Strobe, a developer-oriented project that makes it easier to put together an in-house online video player, aims to hit the market next quarter.

As part of the Streaming Media East conference in New York, Adobe has unveiled "Strobe," the "open framework" for its Flash video player that the company first announced last month. It's expected to be available in the third quarter of this year.

Since you were probably wondering: No, Adobe is not tweaking the pronunciation of "Strobe" so that it rhymes. Thank goodness.

But here's what it is: Strobe is a product and architecture for accompanying plug-ins based on Adobe's Flash technology that lets a company build a custom video player more easily, should it want to host online videos in-house rather than relying on YouTube or its ilk.
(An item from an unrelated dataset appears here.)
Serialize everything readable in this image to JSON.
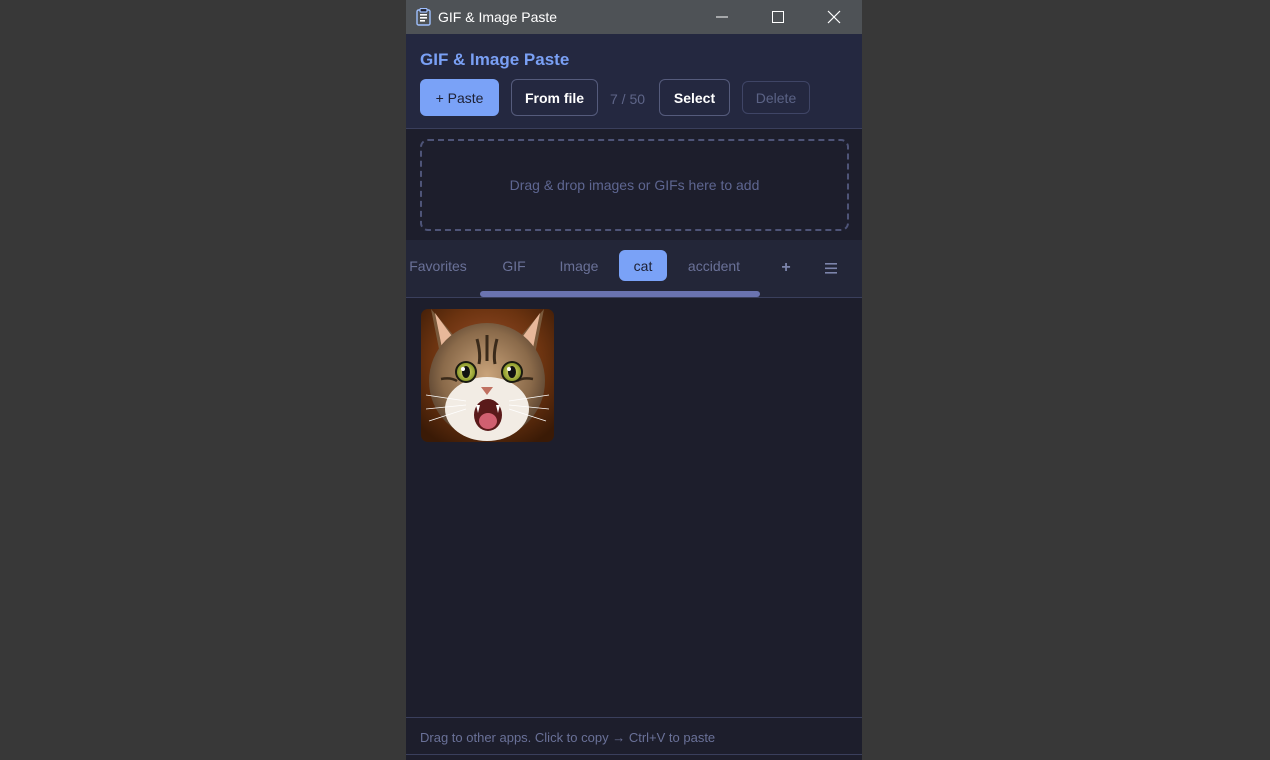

While Adobe's ActionScript language is "very flexible," explained Jennifer Taylor, director of product management for Flash distribution, "everybody's sort of had to recreate that from scratch, and as a result it's taken people longer than they've wanted to to to get their video players up to get their video online."

The meat of Tuesday's announcement at Streaming Media East is that a host of big new partners are on board, from content delivery networks to analytics firms. The full list of supporters is, Akamai,, Brightcove, CDNetworks, Digital Smiths, Eyewonder, GlanceGuide, Grab Media, Incited Media, iStreamplanet, KickApps, Level3, Limelight Networks, Multicast, Nielsen, Omniture, Panache, PointRoll, ScanScout, Thumbplay, Visible Measures, and YuMe.
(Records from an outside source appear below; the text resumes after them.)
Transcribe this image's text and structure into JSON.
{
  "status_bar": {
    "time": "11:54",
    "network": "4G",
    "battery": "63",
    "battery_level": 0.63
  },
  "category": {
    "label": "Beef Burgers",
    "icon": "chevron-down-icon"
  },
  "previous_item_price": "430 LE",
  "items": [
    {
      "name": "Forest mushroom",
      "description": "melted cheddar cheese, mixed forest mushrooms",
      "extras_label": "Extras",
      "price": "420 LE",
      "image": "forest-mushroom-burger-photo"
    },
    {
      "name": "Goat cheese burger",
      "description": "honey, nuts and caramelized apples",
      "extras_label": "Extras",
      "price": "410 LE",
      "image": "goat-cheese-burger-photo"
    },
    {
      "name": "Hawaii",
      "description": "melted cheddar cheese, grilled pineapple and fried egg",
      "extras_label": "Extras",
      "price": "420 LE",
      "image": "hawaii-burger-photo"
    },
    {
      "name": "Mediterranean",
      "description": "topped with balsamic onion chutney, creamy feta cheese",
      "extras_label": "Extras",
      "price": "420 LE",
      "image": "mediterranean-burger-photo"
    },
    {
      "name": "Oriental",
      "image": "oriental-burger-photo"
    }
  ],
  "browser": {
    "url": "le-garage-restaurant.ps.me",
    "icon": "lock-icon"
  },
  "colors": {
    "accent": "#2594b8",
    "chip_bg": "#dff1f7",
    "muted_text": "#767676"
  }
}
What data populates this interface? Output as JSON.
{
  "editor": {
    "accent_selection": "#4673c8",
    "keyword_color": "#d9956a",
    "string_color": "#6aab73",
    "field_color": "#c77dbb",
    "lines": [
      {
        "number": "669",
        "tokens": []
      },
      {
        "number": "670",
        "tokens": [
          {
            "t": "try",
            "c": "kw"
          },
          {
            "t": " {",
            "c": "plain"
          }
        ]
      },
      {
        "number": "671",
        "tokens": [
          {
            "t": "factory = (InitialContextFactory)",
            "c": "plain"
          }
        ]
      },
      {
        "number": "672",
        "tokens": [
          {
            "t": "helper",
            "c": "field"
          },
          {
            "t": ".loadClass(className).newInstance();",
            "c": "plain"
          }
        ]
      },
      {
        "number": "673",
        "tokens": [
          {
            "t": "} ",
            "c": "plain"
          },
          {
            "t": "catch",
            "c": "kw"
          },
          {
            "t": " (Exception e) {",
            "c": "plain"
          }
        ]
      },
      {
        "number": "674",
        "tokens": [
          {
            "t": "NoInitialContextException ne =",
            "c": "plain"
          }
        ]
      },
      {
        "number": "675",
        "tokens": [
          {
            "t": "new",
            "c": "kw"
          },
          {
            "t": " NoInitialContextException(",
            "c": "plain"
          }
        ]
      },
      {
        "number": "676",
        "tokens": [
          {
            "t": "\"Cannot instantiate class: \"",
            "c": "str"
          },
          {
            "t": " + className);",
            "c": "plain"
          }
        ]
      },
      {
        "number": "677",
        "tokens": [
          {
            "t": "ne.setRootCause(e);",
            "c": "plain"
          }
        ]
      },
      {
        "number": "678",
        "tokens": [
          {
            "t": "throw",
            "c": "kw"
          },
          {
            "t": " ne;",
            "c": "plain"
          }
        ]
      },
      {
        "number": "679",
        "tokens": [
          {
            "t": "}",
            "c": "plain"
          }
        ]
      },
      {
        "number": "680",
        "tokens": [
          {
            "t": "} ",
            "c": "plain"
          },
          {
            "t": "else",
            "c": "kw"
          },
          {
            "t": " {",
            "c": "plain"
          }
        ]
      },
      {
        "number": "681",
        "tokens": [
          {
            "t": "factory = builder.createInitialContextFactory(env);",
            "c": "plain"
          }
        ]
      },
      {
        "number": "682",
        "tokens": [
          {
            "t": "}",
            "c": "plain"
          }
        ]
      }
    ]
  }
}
Strobe is "taking the mystery out of creating video players, and also streamlining and simplifying that process, so people can do it much faster than they could before," Taylor said. She added that ComScore statistics have said that Flash is used to serve up 80 percent of all online videos.

Adobe is calling Strobe an "open framework" and is inviting developers to contribute, but has not finalized the way that it will be licensed. There may, for example, be an open source version that developers are invited to try out, test, and build on, but the version that will be downloadable at may haev a different license. This, Adobe representatives said in an e-mail to CNET News, would "take all the best pieces of the open source code, bundled with plug-ins," but that it would be protected to "prevent modifications, breaking plug-ins and prevent competing branding."

Company representatives followed up later on Tuesday to clarify that "the intent is to work with a license that allows for liberal use and innovation."

But regardless of license, the Strobe framework will be free, and Adobe does not have plans to charge for it. "Our intent is to not monetize Strobe directly," Taylor said. "Obviously, we anticipate and hope that Strobe will help accelerate the adoption of Flash video, and the rising tide helps all boats: it's going to help our partners and those who provide plug-ins for the framework."

This post was updated at 1:43 p.m. PT to clarify the use of open source technology in Strobe.